    This morning we start our journey to Breidamerkurlon Glacier Lagoon. On our way, we enjoy the dramatic coastal scenery as the road winds its way along a narrow strip of land between steep mountains. At Djupivogur we stop to bird at the rich mosaic of ponds and inlets beyond the village, a stronghold for locally scarce Icelandic birds such as Common Shelduck and Northern Shoveler. At the scree slopes near Hvalnes, we can scope the flocks of seaduck for vagrants such as Surf Scoter and Velvet Scoter. Once we reach the Hofn area, the coast gets sandier and we start to see Vatnajokull Glacier, the largest in Europe. Our accommodation is close to the Glacier Lagoon.

  • Sun. June 3: Jokulsarlon – Hella
    We drive from the Glacier Lagoon at Breidamerkurlon to Hella village today. First, we visit Skaftafell National Park and see Iceland’s tallest mountain, Hvannadalshnukur (2110 m). From Skaftafell we pass Myrdalssandur “desert” and continue to the small village of Vik where Atlantic Puffins breed in the cliffs and a huge Arctic Tern colony occupies the beach. The nearby cliffs at Dyrholaey are also home to breeding Common Guillemot and Razorbill. We visit several more interesting places including Skogarfoss waterfall, close to the Eyjafjallajokull Glacier and Volcano which last erupted in 2010 with significant repercussions for air traffic between Europe and North America. We also visit Seljalandsfoss Waterfall which we can walk behind. Overnight at Hella.

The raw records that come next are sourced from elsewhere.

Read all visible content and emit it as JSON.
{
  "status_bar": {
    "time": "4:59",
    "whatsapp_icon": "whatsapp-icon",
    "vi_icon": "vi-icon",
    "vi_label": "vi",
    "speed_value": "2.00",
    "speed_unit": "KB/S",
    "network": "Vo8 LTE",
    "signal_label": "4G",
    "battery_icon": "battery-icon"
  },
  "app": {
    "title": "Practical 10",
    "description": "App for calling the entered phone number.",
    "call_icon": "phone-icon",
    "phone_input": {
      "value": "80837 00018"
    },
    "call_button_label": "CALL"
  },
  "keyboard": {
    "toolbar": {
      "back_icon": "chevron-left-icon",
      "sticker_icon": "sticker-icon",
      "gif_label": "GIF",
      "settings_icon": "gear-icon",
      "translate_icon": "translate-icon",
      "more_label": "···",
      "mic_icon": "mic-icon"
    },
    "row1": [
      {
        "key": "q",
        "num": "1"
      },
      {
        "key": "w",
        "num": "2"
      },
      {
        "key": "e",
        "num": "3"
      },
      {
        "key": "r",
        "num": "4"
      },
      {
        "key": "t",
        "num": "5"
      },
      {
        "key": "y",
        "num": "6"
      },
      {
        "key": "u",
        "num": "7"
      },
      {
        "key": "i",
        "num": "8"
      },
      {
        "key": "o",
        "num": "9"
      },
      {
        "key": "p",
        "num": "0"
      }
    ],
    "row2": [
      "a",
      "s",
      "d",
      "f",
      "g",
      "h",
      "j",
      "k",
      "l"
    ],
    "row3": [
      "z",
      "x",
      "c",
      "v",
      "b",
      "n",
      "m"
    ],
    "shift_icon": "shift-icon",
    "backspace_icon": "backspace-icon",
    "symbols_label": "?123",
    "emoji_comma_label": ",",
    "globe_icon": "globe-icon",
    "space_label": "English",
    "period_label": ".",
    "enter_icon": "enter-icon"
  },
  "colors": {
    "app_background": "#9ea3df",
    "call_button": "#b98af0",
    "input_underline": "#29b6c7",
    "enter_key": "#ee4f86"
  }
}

  • Mon. June 4: Geysir and Gullfoss
    No visit to Iceland would be complete without visiting the world famous geothermal field at Geysir and the thundering waterfall, Gullfoss - the Golden Falls. These are first on our itinerary today. Next, we drive to Pingvellir National Park, the site of the ancient Icelandic parliament where the divergent American and Eurasian tectonic plates are as plainly visible as in a geology textbook. The park has Harlequin Ducks, both loons, Eurasian Wren and breeding Greylag Goose, to name a few. We return to Hella for overnight.

  • Tue. June 5: Hella – Keflavik – Vancouver
    We head for the south coast this morning and visit BirdLife Iceland’s bird reserve at Floi where breeding Dunlin, Red-necked Phalarope, Parasitic Jaeger, and Red-throated Loon abound. From Floi we continue along the south coast towards Keflavik airport with stops at the geothermal site of Krisuvik and Grindavik, a small fishing village. Our Icelandair flight departs Keflavik late this afternoon non-stop to Vancouver arriving early this evening.

Deposit: cad1,500 per person


Travel Insurance: Our comprehensive insurance package covers trip cancellation/interruption in the event of cancellation due to personal or family illness, excess hospital/-medical benefits, baggage and travel accident. For those under 61 years, the premium is $553. From 61 to 65 years, the premium is $701. From 66 - 70 the premium is $859 and from 71-76, $973. Some exclusions for pre-existing conditions do apply. Please ask for details. Premiums are payable at time of first deposit.
Cancellation: All payments are non-refundable unless space can be resold.

All prices are in Canadian dollars unless otherwise stated and may be subject to change. Great Expeditions reserves the right to make changes in itinerary if it is deemed necessary.
B.C. Reg. 2622-4